▸ WHAT IS REQUIRED
I need each line of the entries below that includes the string "name".

▸ RECORDS FOR THE EXERCISE
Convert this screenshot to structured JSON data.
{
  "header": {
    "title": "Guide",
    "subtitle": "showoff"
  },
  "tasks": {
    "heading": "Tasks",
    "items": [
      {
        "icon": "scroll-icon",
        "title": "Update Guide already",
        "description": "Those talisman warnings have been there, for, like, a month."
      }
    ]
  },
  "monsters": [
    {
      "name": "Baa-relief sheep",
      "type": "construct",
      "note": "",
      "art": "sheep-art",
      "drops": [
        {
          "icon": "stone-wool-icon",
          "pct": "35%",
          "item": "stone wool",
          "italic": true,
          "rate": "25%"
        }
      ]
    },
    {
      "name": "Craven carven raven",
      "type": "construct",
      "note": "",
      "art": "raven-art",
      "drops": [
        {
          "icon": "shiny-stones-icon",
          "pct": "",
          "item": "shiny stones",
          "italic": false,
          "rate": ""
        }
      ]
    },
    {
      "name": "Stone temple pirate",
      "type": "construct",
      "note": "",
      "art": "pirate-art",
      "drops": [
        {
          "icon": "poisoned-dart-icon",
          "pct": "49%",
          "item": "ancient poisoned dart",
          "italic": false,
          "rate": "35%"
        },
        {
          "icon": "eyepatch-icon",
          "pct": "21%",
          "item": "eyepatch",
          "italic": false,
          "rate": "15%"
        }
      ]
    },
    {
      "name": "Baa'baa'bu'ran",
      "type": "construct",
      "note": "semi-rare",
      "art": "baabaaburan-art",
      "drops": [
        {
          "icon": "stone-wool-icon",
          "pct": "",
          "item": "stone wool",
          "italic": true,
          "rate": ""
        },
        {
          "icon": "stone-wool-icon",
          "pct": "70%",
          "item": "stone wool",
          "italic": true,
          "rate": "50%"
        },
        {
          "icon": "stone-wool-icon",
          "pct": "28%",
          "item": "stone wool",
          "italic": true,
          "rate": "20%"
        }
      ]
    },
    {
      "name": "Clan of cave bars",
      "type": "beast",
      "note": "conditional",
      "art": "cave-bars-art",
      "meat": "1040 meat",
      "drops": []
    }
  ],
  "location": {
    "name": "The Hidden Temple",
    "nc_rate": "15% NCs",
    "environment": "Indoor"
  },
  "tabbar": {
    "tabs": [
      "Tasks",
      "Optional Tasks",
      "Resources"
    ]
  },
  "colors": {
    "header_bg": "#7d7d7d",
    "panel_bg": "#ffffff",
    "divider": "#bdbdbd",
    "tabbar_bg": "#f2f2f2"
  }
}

▸ SOLUTION BELOW
      "name": "Baa-relief sheep",
      "name": "Craven carven raven",
      "name": "Stone temple pirate",
      "name": "Baa'baa'bu'ran",
      "name": "Clan of cave bars",
    "name": "The Hidden Temple",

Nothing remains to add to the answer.